### Data to use
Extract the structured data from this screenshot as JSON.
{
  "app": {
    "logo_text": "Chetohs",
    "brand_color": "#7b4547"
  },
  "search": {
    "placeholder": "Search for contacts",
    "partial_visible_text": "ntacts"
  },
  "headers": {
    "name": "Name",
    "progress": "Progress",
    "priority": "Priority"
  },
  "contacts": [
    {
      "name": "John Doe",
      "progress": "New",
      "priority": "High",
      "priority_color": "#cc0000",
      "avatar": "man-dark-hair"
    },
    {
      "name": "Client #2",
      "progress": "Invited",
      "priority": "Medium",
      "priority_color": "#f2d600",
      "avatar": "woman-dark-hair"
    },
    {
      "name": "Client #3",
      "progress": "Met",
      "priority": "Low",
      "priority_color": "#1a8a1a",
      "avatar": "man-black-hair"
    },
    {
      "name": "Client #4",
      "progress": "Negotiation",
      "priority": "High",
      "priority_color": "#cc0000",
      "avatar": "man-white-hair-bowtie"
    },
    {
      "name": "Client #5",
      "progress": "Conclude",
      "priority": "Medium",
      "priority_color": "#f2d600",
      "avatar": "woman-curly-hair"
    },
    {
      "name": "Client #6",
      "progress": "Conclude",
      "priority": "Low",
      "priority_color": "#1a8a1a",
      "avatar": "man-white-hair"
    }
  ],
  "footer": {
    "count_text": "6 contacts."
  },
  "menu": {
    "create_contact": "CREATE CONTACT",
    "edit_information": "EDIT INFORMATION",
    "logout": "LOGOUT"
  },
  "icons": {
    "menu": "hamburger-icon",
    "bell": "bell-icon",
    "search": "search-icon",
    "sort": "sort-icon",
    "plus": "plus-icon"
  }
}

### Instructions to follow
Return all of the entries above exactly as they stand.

### Response box
Extract the structured data from this screenshot as JSON.
{
  "app": {
    "logo_text": "Chetohs",
    "brand_color": "#7b4547"
  },
  "search": {
    "placeholder": "Search for contacts",
    "partial_visible_text": "ntacts"
  },
  "headers": {
    "name": "Name",
    "progress": "Progress",
    "priority": "Priority"
  },
  "contacts": [
    {
      "name": "John Doe",
      "progress": "New",
      "priority": "High",
      "priority_color": "#cc0000",
      "avatar": "man-dark-hair"
    },
    {
      "name": "Client #2",
      "progress": "Invited",
      "priority": "Medium",
      "priority_color": "#f2d600",
      "avatar": "woman-dark-hair"
    },
    {
      "name": "Client #3",
      "progress": "Met",
      "priority": "Low",
      "priority_color": "#1a8a1a",
      "avatar": "man-black-hair"
    },
    {
      "name": "Client #4",
      "progress": "Negotiation",
      "priority": "High",
      "priority_color": "#cc0000",
      "avatar": "man-white-hair-bowtie"
    },
    {
      "name": "Client #5",
      "progress": "Conclude",
      "priority": "Medium",
      "priority_color": "#f2d600",
      "avatar": "woman-curly-hair"
    },
    {
      "name": "Client #6",
      "progress": "Conclude",
      "priority": "Low",
      "priority_color": "#1a8a1a",
      "avatar": "man-white-hair"
    }
  ],
  "footer": {
    "count_text": "6 contacts."
  },
  "menu": {
    "create_contact": "CREATE CONTACT",
    "edit_information": "EDIT INFORMATION",
    "logout": "LOGOUT"
  },
  "icons": {
    "menu": "hamburger-icon",
    "bell": "bell-icon",
    "search": "search-icon",
    "sort": "sort-icon",
    "plus": "plus-icon"
  }
}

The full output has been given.